Task statement.
If a line in the entries below holds the string "Mapping", copy it.
------------------------------------------------
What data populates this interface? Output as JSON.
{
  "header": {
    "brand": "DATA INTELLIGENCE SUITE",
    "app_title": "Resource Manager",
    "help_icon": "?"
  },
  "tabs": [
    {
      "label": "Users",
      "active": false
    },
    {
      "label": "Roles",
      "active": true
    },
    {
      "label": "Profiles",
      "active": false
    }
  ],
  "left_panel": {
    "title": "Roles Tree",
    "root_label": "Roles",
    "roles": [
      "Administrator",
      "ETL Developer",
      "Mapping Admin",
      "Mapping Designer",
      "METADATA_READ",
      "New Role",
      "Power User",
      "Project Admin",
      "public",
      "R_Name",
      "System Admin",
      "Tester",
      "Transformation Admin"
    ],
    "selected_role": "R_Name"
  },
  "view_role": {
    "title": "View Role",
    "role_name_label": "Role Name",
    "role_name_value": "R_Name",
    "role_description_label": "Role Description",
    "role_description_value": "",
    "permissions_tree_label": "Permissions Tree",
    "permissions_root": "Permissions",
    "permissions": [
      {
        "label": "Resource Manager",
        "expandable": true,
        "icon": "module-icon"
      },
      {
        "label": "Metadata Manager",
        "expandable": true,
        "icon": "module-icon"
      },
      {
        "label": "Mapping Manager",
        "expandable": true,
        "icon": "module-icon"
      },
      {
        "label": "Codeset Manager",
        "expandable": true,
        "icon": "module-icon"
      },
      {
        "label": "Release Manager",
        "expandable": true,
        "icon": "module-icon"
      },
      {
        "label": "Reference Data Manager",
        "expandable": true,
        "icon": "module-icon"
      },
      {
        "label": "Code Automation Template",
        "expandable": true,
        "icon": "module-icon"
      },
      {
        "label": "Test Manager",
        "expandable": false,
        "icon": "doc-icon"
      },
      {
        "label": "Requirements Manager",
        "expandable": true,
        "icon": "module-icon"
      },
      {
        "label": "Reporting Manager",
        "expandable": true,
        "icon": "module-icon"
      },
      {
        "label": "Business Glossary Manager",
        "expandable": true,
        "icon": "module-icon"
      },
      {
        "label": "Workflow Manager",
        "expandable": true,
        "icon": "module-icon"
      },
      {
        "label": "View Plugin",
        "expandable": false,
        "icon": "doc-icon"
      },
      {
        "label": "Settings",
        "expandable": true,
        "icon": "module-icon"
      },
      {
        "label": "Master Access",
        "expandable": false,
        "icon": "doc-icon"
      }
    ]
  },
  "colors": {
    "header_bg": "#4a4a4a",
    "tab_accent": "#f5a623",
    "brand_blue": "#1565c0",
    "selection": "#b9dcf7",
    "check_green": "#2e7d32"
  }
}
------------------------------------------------
Task answer.
      "Mapping Admin",
      "Mapping Designer",
        "label": "Mapping Manager",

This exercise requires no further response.